This strategy was not one of avoidance but of engagement. The venues and the messages were carefully thought out. Richard Wolffe's recent book, "The Message," reveals that Obama did not go on these pop culture venues to avoid tough questions, as some in the White House press corps appeared to think, but that the Obama team "preferred interviews with entertainment shows for their reach among infrequent and uninformed voters."
Obama found a number of advantages from working with celebrities as well. First, they help him appear glamorous and cool. More practically, they can be prodigious fundraisers. George Clooney was known as "Mr. Obama's biggest bankroller." "Desperate Housewives" star Eva Longoria co-chaired his 2012 campaign. Obama was not shy about his reliance on celebrities. In a February 2012 Hollywood fundraiser, he told the crowd, "I'm going to need you. You're going to carry this thing like you did in 2008."
The ACA campaign does not need fundraising, but instead Obama is using the celebrities as validators. The Galifianakis interview was clearly aimed at young voters. White House press secretary Jay Carney seemed practically giddy about the number of views the interview received, telling reporters, "I can assure you that the Funny or Die video will be one of the reasons we get young Americans to HealthCare.gov."
As for Obama's "Ellen" appearance, that too was targeted towards a specific audience: moms. Recognizing that young people tend not to watch the show, he tailored his comments specifically to mothers of the "young invincibles," healthy young adults who often choose not to buy coverage. Another difference is that he made fewer, and lamer, jokes: "I have to tell you, Ellen, there's not much dancing in the Situation Room."
For all of the pop culture strategy's advantages, it presents challenges as well. The entertainment community can be a two-edged sword. While Ellen DeGeneres and Zach Galifianakis are eager to help out, the ACA's poor rollout brought about negative attention from the pop culture world as well. Carrie Underwood did an Obamacare parody song, "Obamacare by Morning," and "South Park" also mocked the ACA website. "Saturday Night Live" even had an impersonator of Health and Human Services Secretary Kathleen Sebelius offering dated goodies like free AOL Online hours and Encarta as incentives for signing up.
Reprising the pop culture strategy for the ACA resembles the White House team's first-term use of Obama speechifying to confront issues. Obama's speaking ability was seen as a tremendous asset in the 2008 campaign. Post-election, the White House seemed to look at presidential speeches as answers to numerous challenges, from health care to the controversy over the mistaken arrest of Harvard professor Henry Louis Gates. In the second term, the White House now appears eager to go back to the 2012 campaign playbook of pop culture outreach to sell its signature domestic program.

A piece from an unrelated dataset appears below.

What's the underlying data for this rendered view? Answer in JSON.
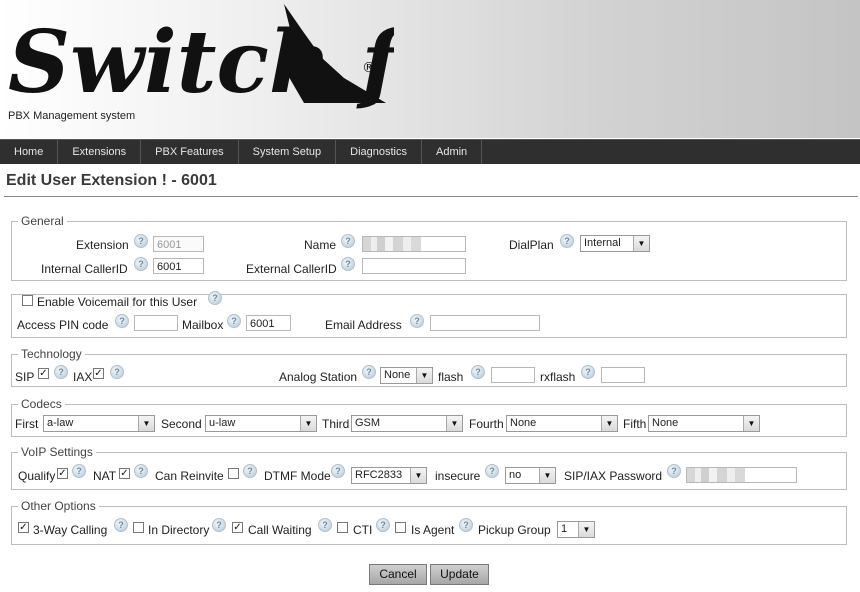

It's not clear if it will work, but presidential appearances on shows like "Between Two Ferns" do prove one thing. As the New York Times' Michael Shear wrote last week, "There appears to be no place Mr. Obama is unwilling to go in his search for young people."